> _TASK GOAL_
An exact copy of the data is required. No picture may appear in it.

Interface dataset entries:
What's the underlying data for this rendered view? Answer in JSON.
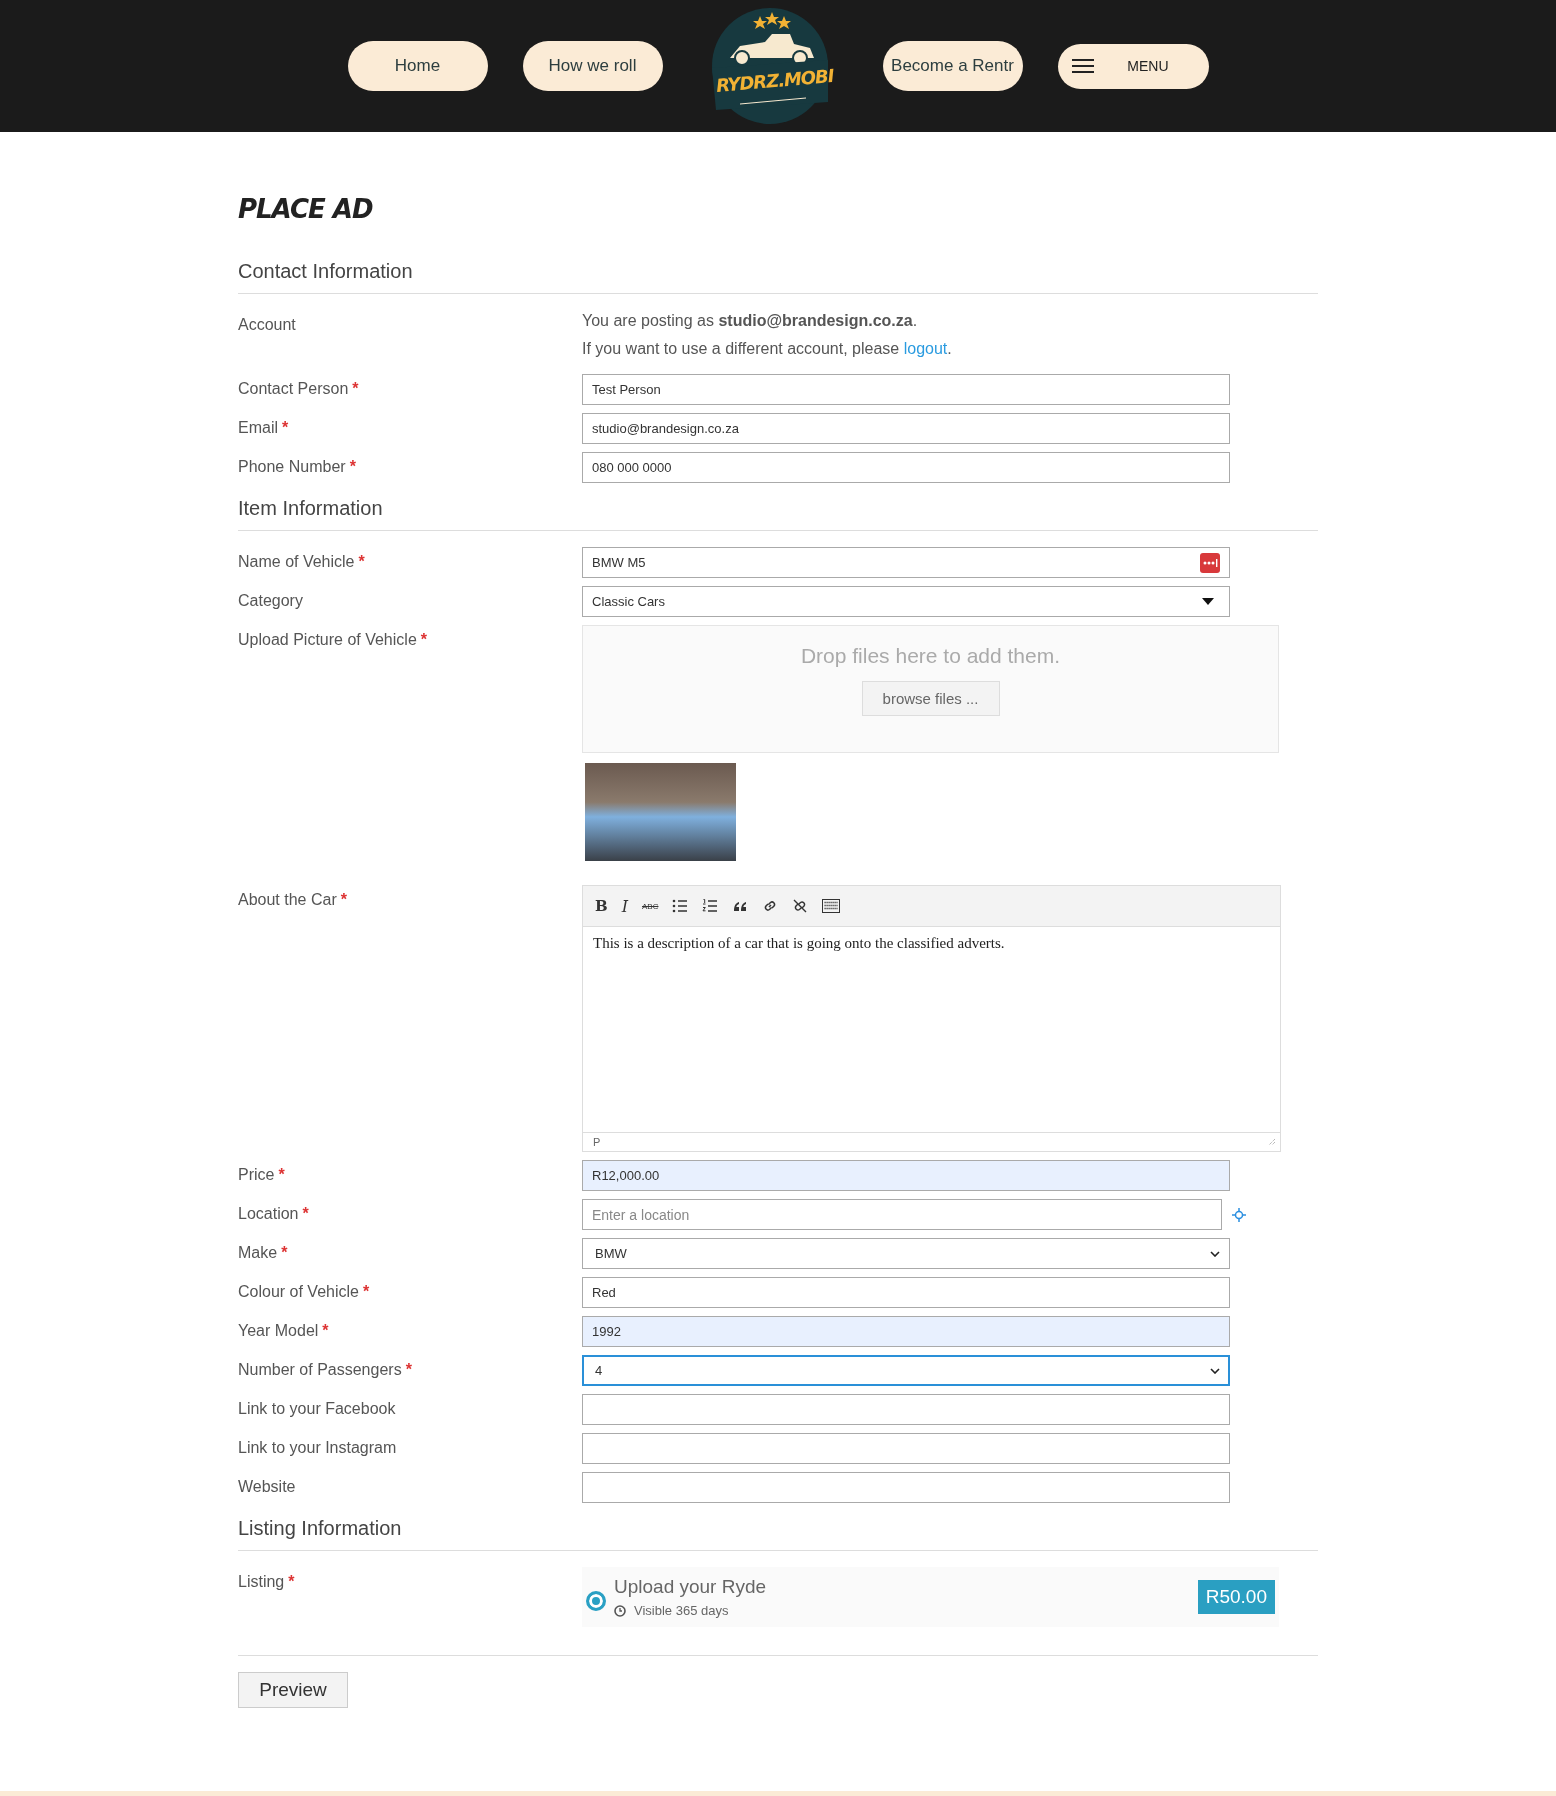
{
  "nav": {
    "left": [
      {
        "label": "Home"
      },
      {
        "label": "How we roll"
      }
    ],
    "logo": {
      "text": "RYDRZ.MOBI"
    },
    "right": [
      {
        "label": "Become a Rentr",
        "kind": "link"
      },
      {
        "label": "MENU",
        "kind": "menu"
      }
    ]
  },
  "title": "PLACE AD",
  "required_mark": "*",
  "sections": [
    {
      "heading": "Contact Information",
      "fields": [
        {
          "kind": "account",
          "label": "Account",
          "line1": "You are posting as **studio@brandesign.co.za**.",
          "line2_before": "If you want to use a different account, please ",
          "line2_link": "logout",
          "line2_after": "."
        },
        {
          "kind": "text",
          "label": "Contact Person",
          "required": true,
          "value": "Test Person",
          "highlighted": false,
          "focused": false
        },
        {
          "kind": "text",
          "label": "Email",
          "required": true,
          "value": "studio@brandesign.co.za",
          "highlighted": false,
          "focused": false
        },
        {
          "kind": "text",
          "label": "Phone Number",
          "required": true,
          "value": "080 000 0000",
          "highlighted": false,
          "focused": false
        }
      ]
    },
    {
      "heading": "Item Information",
      "fields": [
        {
          "kind": "text",
          "label": "Name of Vehicle",
          "required": true,
          "value": "BMW M5",
          "highlighted": false,
          "focused": false,
          "password_badge": true
        },
        {
          "kind": "combo",
          "label": "Category",
          "value": "Classic Cars"
        },
        {
          "kind": "upload",
          "label": "Upload Picture of Vehicle",
          "required": true,
          "drop_text": "Drop files here to add them.",
          "button": "browse files ..."
        },
        {
          "kind": "editor",
          "label": "About the Car",
          "required": true,
          "toolbar": [
            {
              "kind": "bold",
              "text": "B"
            },
            {
              "kind": "italic",
              "text": "I"
            },
            {
              "kind": "strike",
              "text": "ABC"
            },
            {
              "kind": "bullets"
            },
            {
              "kind": "numbers"
            },
            {
              "kind": "quote"
            },
            {
              "kind": "link"
            },
            {
              "kind": "unlink"
            },
            {
              "kind": "keyboard"
            }
          ],
          "body": "This is a description of a car that is going onto the classified adverts.",
          "path": "P"
        },
        {
          "kind": "text",
          "label": "Price",
          "required": true,
          "value": "R12,000.00",
          "highlighted": true,
          "focused": false
        },
        {
          "kind": "location",
          "label": "Location",
          "required": true,
          "placeholder": "Enter a location"
        },
        {
          "kind": "select",
          "label": "Make",
          "required": true,
          "value": "BMW",
          "focused": false
        },
        {
          "kind": "text",
          "label": "Colour of Vehicle",
          "required": true,
          "value": "Red",
          "highlighted": false,
          "focused": false
        },
        {
          "kind": "text",
          "label": "Year Model",
          "required": true,
          "value": "1992",
          "highlighted": true,
          "focused": false
        },
        {
          "kind": "select",
          "label": "Number of Passengers",
          "required": true,
          "value": "4",
          "focused": true
        },
        {
          "kind": "text",
          "label": "Link to your Facebook",
          "highlighted": false,
          "focused": false
        },
        {
          "kind": "text",
          "label": "Link to your Instagram",
          "highlighted": false,
          "focused": false
        },
        {
          "kind": "text",
          "label": "Website",
          "highlighted": false,
          "focused": false
        }
      ]
    },
    {
      "heading": "Listing Information",
      "fields": [
        {
          "kind": "listing",
          "label": "Listing",
          "required": true,
          "options": [
            {
              "title": "Upload your Ryde",
              "duration": "Visible 365 days",
              "price": "R50.00",
              "selected": true
            }
          ]
        }
      ]
    }
  ],
  "submit": "Preview"
}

> _WRITTEN RESPONSE_
What's the underlying data for this rendered view? Answer in JSON.
{
  "nav": {
    "left": [
      {
        "label": "Home"
      },
      {
        "label": "How we roll"
      }
    ],
    "logo": {
      "text": "RYDRZ.MOBI"
    },
    "right": [
      {
        "label": "Become a Rentr",
        "kind": "link"
      },
      {
        "label": "MENU",
        "kind": "menu"
      }
    ]
  },
  "title": "PLACE AD",
  "required_mark": "*",
  "sections": [
    {
      "heading": "Contact Information",
      "fields": [
        {
          "kind": "account",
          "label": "Account",
          "line1": "You are posting as **studio@brandesign.co.za**.",
          "line2_before": "If you want to use a different account, please ",
          "line2_link": "logout",
          "line2_after": "."
        },
        {
          "kind": "text",
          "label": "Contact Person",
          "required": true,
          "value": "Test Person",
          "highlighted": false,
          "focused": false
        },
        {
          "kind": "text",
          "label": "Email",
          "required": true,
          "value": "studio@brandesign.co.za",
          "highlighted": false,
          "focused": false
        },
        {
          "kind": "text",
          "label": "Phone Number",
          "required": true,
          "value": "080 000 0000",
          "highlighted": false,
          "focused": false
        }
      ]
    },
    {
      "heading": "Item Information",
      "fields": [
        {
          "kind": "text",
          "label": "Name of Vehicle",
          "required": true,
          "value": "BMW M5",
          "highlighted": false,
          "focused": false,
          "password_badge": true
        },
        {
          "kind": "combo",
          "label": "Category",
          "value": "Classic Cars"
        },
        {
          "kind": "upload",
          "label": "Upload Picture of Vehicle",
          "required": true,
          "drop_text": "Drop files here to add them.",
          "button": "browse files ..."
        },
        {
          "kind": "editor",
          "label": "About the Car",
          "required": true,
          "toolbar": [
            {
              "kind": "bold",
              "text": "B"
            },
            {
              "kind": "italic",
              "text": "I"
            },
            {
              "kind": "strike",
              "text": "ABC"
            },
            {
              "kind": "bullets"
            },
            {
              "kind": "numbers"
            },
            {
              "kind": "quote"
            },
            {
              "kind": "link"
            },
            {
              "kind": "unlink"
            },
            {
              "kind": "keyboard"
            }
          ],
          "body": "This is a description of a car that is going onto the classified adverts.",
          "path": "P"
        },
        {
          "kind": "text",
          "label": "Price",
          "required": true,
          "value": "R12,000.00",
          "highlighted": true,
          "focused": false
        },
        {
          "kind": "location",
          "label": "Location",
          "required": true,
          "placeholder": "Enter a location"
        },
        {
          "kind": "select",
          "label": "Make",
          "required": true,
          "value": "BMW",
          "focused": false
        },
        {
          "kind": "text",
          "label": "Colour of Vehicle",
          "required": true,
          "value": "Red",
          "highlighted": false,
          "focused": false
        },
        {
          "kind": "text",
          "label": "Year Model",
          "required": true,
          "value": "1992",
          "highlighted": true,
          "focused": false
        },
        {
          "kind": "select",
          "label": "Number of Passengers",
          "required": true,
          "value": "4",
          "focused": true
        },
        {
          "kind": "text",
          "label": "Link to your Facebook",
          "highlighted": false,
          "focused": false
        },
        {
          "kind": "text",
          "label": "Link to your Instagram",
          "highlighted": false,
          "focused": false
        },
        {
          "kind": "text",
          "label": "Website",
          "highlighted": false,
          "focused": false
        }
      ]
    },
    {
      "heading": "Listing Information",
      "fields": [
        {
          "kind": "listing",
          "label": "Listing",
          "required": true,
          "options": [
            {
              "title": "Upload your Ryde",
              "duration": "Visible 365 days",
              "price": "R50.00",
              "selected": true
            }
          ]
        }
      ]
    }
  ],
  "submit": "Preview"
}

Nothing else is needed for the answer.